By Jane Carter
Since Britain voted to leave the European Union there has been much talk of an increase in racism and hate crimes against immigrants in the UK. Here we talk to two women who have suffered prejudice in London and Dublin based on being Irish and British.
Only days after Brexit, there was a spike in the reports of race hate crimes across the UK.
In the two weeks after the vote, British Transport police (BTP) recorded 119 incidents including allegations of racist abuse and attacks at stations – the equivalent to eight a day.
Alleged race hate offences logged by the force between 24 June and 7 July saw a 57% increase on the previous two weeks, and an even sharper climb of 78% on the same period in 2015.
Anti-racism groups have said the trend is a “worrying” one and they are a sample of the xenophobia that seems to be on the rise across the UK since the vote to leave the EU.
A woman from Dublin, in her 30s, who did not wish to be identified has told her story, of an incident on a tube when she was suddenly reminded she was an outsider.
“Basically, it was the Friday after Brexit. I got on the Victoria Line and it was packed, as always. A woman wouldn’t move her shopping bag out of the way, so I had to skirt around her bags.
“Next another woman behind me started saying: ‘How rude.’
“And the man next to us said it wasn’t my fault but she wouldn’t stop calling me rude, so I told her to get lost.
“She then said ‘Oh, Irish are you?’
“That explains it.’
“I asked her was she then going to ask me to go home. It was really upsetting. I had had xenophobic comments before because of my accent but they were in jest.
“This woman felt she had the right to put me down publicly for being foreign in front of the whole carriage.
“That entire week after Brexit was strange. Pre-Brexit comments like: ‘Do you shop in Irish shops? ‘ or ‘What’s your favourite potato product?’ are sort of laughable, but that lady felt entitled to threaten me because of my accent.
“It was the tone of it that week, it was if I was suddenly unacceptable.”
A Londoner living in Dublin in her 30s said she has experienced xenophobia in the Irish capital too but this is something she feels is historic and perhaps nothing to do with Brexit.
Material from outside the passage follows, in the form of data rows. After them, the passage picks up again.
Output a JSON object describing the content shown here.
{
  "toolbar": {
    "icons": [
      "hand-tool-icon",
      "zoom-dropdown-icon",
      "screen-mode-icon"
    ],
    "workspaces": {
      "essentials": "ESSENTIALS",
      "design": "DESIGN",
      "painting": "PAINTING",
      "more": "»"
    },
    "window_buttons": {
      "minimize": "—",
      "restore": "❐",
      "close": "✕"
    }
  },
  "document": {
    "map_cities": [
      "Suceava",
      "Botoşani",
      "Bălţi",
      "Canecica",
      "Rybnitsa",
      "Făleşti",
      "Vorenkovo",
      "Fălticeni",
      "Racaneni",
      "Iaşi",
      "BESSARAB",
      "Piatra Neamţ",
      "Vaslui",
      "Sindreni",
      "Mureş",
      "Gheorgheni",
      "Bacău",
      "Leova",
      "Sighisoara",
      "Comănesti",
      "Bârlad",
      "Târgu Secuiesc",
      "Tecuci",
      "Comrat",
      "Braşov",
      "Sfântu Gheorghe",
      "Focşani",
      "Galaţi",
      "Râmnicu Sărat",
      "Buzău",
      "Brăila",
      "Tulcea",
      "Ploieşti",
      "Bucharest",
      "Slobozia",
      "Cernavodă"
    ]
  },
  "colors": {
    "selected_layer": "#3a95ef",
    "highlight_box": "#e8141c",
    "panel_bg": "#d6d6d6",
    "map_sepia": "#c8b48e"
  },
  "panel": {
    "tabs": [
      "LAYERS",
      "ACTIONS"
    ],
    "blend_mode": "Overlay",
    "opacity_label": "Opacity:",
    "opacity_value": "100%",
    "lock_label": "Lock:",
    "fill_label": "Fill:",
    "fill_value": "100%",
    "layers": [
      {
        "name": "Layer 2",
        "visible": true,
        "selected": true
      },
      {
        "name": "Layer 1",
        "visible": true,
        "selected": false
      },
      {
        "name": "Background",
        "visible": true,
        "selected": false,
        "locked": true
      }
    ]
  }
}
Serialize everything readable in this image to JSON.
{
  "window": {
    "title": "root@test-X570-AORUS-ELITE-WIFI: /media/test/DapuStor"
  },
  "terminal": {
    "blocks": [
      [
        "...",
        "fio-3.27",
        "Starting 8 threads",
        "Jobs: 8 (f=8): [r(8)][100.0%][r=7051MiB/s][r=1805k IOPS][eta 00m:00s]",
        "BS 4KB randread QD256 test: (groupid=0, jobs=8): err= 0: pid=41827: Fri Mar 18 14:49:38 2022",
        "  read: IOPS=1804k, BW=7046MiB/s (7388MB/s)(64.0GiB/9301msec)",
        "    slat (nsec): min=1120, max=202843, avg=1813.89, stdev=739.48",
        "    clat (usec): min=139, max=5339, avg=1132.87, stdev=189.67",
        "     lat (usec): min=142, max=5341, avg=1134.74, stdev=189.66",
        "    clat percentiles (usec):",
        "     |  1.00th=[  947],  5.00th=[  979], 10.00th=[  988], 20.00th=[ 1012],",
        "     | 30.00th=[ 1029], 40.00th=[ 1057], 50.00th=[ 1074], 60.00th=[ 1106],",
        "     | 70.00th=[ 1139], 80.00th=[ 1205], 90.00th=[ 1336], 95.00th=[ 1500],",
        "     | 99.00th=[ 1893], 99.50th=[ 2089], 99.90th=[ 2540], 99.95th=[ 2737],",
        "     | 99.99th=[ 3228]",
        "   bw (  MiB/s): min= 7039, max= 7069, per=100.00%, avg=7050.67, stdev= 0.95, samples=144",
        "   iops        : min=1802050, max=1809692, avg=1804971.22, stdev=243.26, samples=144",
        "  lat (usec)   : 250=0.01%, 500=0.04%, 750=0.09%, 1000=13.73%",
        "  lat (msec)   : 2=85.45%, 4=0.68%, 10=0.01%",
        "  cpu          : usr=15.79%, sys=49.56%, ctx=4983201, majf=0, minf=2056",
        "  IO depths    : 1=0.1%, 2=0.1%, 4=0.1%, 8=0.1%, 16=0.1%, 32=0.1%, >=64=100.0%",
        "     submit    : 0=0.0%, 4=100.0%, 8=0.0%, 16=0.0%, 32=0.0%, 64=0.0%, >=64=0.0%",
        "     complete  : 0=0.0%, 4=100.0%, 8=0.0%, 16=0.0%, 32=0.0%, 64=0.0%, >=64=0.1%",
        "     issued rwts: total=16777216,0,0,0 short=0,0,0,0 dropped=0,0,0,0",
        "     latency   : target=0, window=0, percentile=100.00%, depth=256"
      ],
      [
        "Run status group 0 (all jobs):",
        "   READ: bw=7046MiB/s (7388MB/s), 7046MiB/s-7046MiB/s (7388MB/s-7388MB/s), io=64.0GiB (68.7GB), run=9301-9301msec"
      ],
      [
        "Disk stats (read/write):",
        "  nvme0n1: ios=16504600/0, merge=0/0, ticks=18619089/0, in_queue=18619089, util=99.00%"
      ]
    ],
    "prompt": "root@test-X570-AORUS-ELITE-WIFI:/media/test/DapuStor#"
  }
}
“I have lived in Ireland a few years now and I love it. I love the people and the more relaxed culture. It is way more relaxed than London and that’s only a good thing if you ask me.
“However, not everyone has welcomed me unfortunately. Most of the abuse I’ve received has been at night in bars.
“I’ve been the butt of jokes because of my accent, which I can accept is meant to be a bit of fun – but sometimes it really bloody irritates me.
“But when I’ve been referred to as a “Brit,” or “The Brit,” it is bordering on offensive and out at night I have had some terrible things said to me.
“I was called a British bitch, scum, blamed for England’s past when my heritage is Irish, and much worse.
“I’ve been told to go home, asked am I a Prod and even once, and this has to be one of the worst – I was told to ‘go hang yourself,’
“I’ve had comments made to me before and after Brexit and at this point I have accepted it will happen every now and then.
“I think it’s ugly and ignorant and I’m sad to hear it’s now happening to Irish people in the UK because the UK had accepted everyone and we had become so multi-cultural.
“I feel that ignorance is everywhere and we should each try to stamp it out by standing up for anyone who is being picked on, whatever their race or religion, or if they are English in Ireland or Irish in England.
“It’s the only way to win really.”
Ireland Today would like to state we are an all inclusive website – that welcomes all ethnicities, religions, sexualities and we don’t care if you’re English, Irish, or from Timbuktu because as far as we can see, we are all human and just trying to get by.